Arabidopsis is widely used in the plant sciences because its genetic code has been fully mapped. Growing Arabidopsis in the lunar soil allowed the researchers more insight into how the soil affected the plants, down to the level of gene expression.
The researchers also planted Arabidopsis in JSC-1A, a terrestrial substance that mimics real lunar soil, as well as simulated Martian soils and terrestrial soils from extreme environments, as a point of comparison. The plants grown in these non-lunar soils served as the control group for the experiment. The researchers were unsure whether the seeds planted in the lunar soils would sprout prior to the experiment. But almost all of them did.
“We were astounded. That was not predicted by us” Paul stated. “This indicated that the lunar soils did not interfere with plant germination hormones and signals.” However, the researchers noticed differences between the plants grown in lunar soil and the control group over time. For example, some of the plants grown in the lunar soils were smaller, grew more slowly or were more varied in size than their counterparts.
These were all physical signs that the plants were working to cope with the chemical and structural make-up of the Moon’s soil, Paul explained. This was further confirmed when the researchers analyzed the plants’ gene expression patterns.
“At the genetic level, the plants were pulling out the tools typically used to cope with stressors, such as salt and metals or oxidative stress, so we can infer that the plants perceive the lunar soil environment as stressful,” Paul said. “Ultimately, we would like to use the gene expression data to help address how we can ameliorate the stress responses to the level where plants — particularly crops — are able to grow in lunar soil with very little impact to their health.”
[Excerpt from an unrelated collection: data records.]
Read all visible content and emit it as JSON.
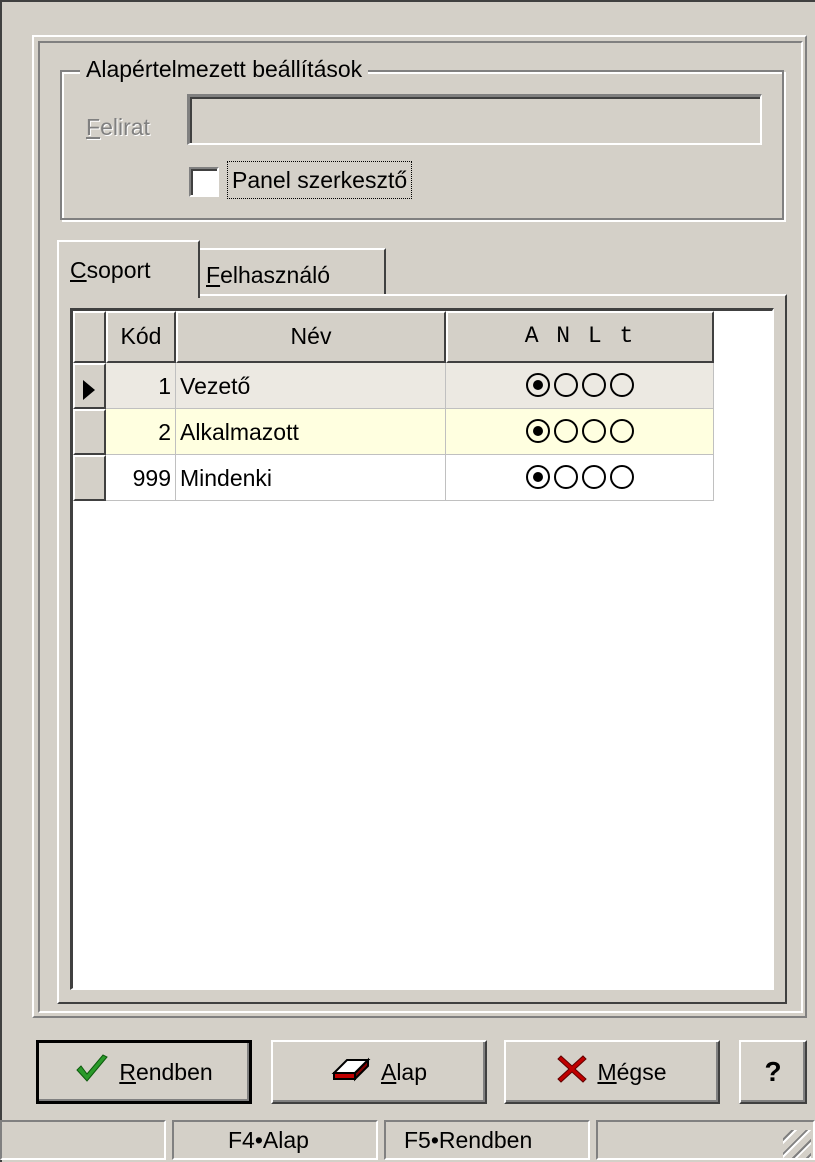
{
  "group": {
    "title": "Alapértelmezett beállítások",
    "felirat_label": "Felirat",
    "felirat_value": "",
    "panel_checkbox_label": "Panel szerkesztő",
    "panel_checkbox_checked": false
  },
  "tabs": [
    {
      "label": "Csoport",
      "active": true
    },
    {
      "label": "Felhasználó",
      "active": false
    }
  ],
  "grid": {
    "columns": [
      "Kód",
      "Név",
      "A N L t"
    ],
    "rows": [
      {
        "kod": "1",
        "nev": "Vezető",
        "selected_option": 1,
        "current": true
      },
      {
        "kod": "2",
        "nev": "Alkalmazott",
        "selected_option": 1,
        "highlight": true
      },
      {
        "kod": "999",
        "nev": "Mindenki",
        "selected_option": 1
      }
    ],
    "highlight_color": "#ffffe0",
    "current_row_color": "#ece9e2"
  },
  "buttons": {
    "ok": "Rendben",
    "alap": "Alap",
    "cancel": "Mégse",
    "help": "?"
  },
  "statusbar": [
    "",
    "F4•Alap",
    "F5•Rendben",
    ""
  ],
  "icons": {
    "ok": "checkmark-icon",
    "alap": "eraser-icon",
    "cancel": "x-icon"
  },
  "colors": {
    "ok_check": "#2a9a2a",
    "cancel_x": "#c00000",
    "alap_icon": "#c00000"
  }
}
According to Ferl and Paul, who worked on the study with Stephen Elardo, an assistant professor of geology at UF, how plants respond to lunar soil may be linked to where the soil was collected. For example, the researchers discovered that the plants that showed the most signs of stress were those grown in what lunar geologists refer to as mature lunar soil. These mature soils have been exposed to more cosmic wind, which has altered their composition. Plants grown in less mature soils, on the other hand, fared better.
Growing plants in lunar soils may also change the soils themselves, Elardo said.
“The Moon is an extremely dry environment. How will the minerals in the lunar soil react to the addition of water and nutrients from a plant? Will adding water make the mineralogy more plant-friendly?” Elardo stated.
These and other questions will be addressed in subsequent studies. For the time being, scientists are ecstatic about taking the first steps toward growing plants on the Moon. “We wanted to do this experiment because we had been wondering for years whether plants could grow in lunar soil,” Ferl explained. “It turns out that the answer is yes.”